Exercise objective: I'd like the entries repeated exactly, pictures omitted.

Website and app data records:
Content starts

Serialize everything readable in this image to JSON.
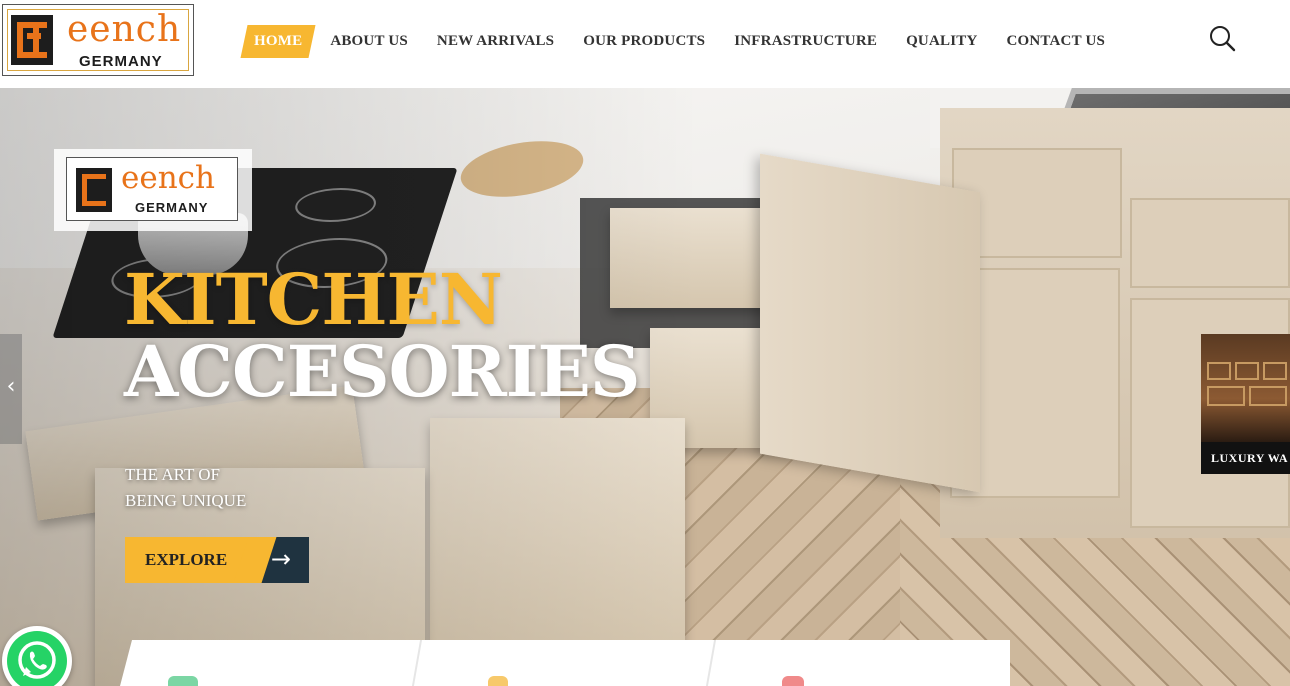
{
  "header": {
    "logo_word": "eench",
    "logo_sub": "GERMANY",
    "nav": [
      {
        "label": "HOME",
        "active": true
      },
      {
        "label": "ABOUT US"
      },
      {
        "label": "NEW ARRIVALS"
      },
      {
        "label": "OUR PRODUCTS"
      },
      {
        "label": "INFRASTRUCTURE"
      },
      {
        "label": "QUALITY"
      },
      {
        "label": "CONTACT US"
      }
    ],
    "search_icon": "search-icon"
  },
  "hero": {
    "logo_word": "eench",
    "logo_sub": "GERMANY",
    "title_line1": "KITCHEN",
    "title_line2": "ACCESORIES",
    "tagline_line1": "THE ART OF",
    "tagline_line2": "BEING UNIQUE",
    "cta_label": "EXPLORE",
    "cta_arrow": "→",
    "prev_arrow": "‹",
    "next_caption": "LUXURY WA"
  },
  "colors": {
    "accent": "#f7b731",
    "brand_orange": "#e8731a",
    "dark_blue": "#1f3340",
    "whatsapp_green": "#25d366"
  }
}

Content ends

Output of the exercise:
Serialize everything readable in this image to JSON.
{
  "header": {
    "logo_word": "eench",
    "logo_sub": "GERMANY",
    "nav": [
      {
        "label": "HOME",
        "active": true
      },
      {
        "label": "ABOUT US"
      },
      {
        "label": "NEW ARRIVALS"
      },
      {
        "label": "OUR PRODUCTS"
      },
      {
        "label": "INFRASTRUCTURE"
      },
      {
        "label": "QUALITY"
      },
      {
        "label": "CONTACT US"
      }
    ],
    "search_icon": "search-icon"
  },
  "hero": {
    "logo_word": "eench",
    "logo_sub": "GERMANY",
    "title_line1": "KITCHEN",
    "title_line2": "ACCESORIES",
    "tagline_line1": "THE ART OF",
    "tagline_line2": "BEING UNIQUE",
    "cta_label": "EXPLORE",
    "cta_arrow": "→",
    "prev_arrow": "‹",
    "next_caption": "LUXURY WA"
  },
  "colors": {
    "accent": "#f7b731",
    "brand_orange": "#e8731a",
    "dark_blue": "#1f3340",
    "whatsapp_green": "#25d366"
  }
}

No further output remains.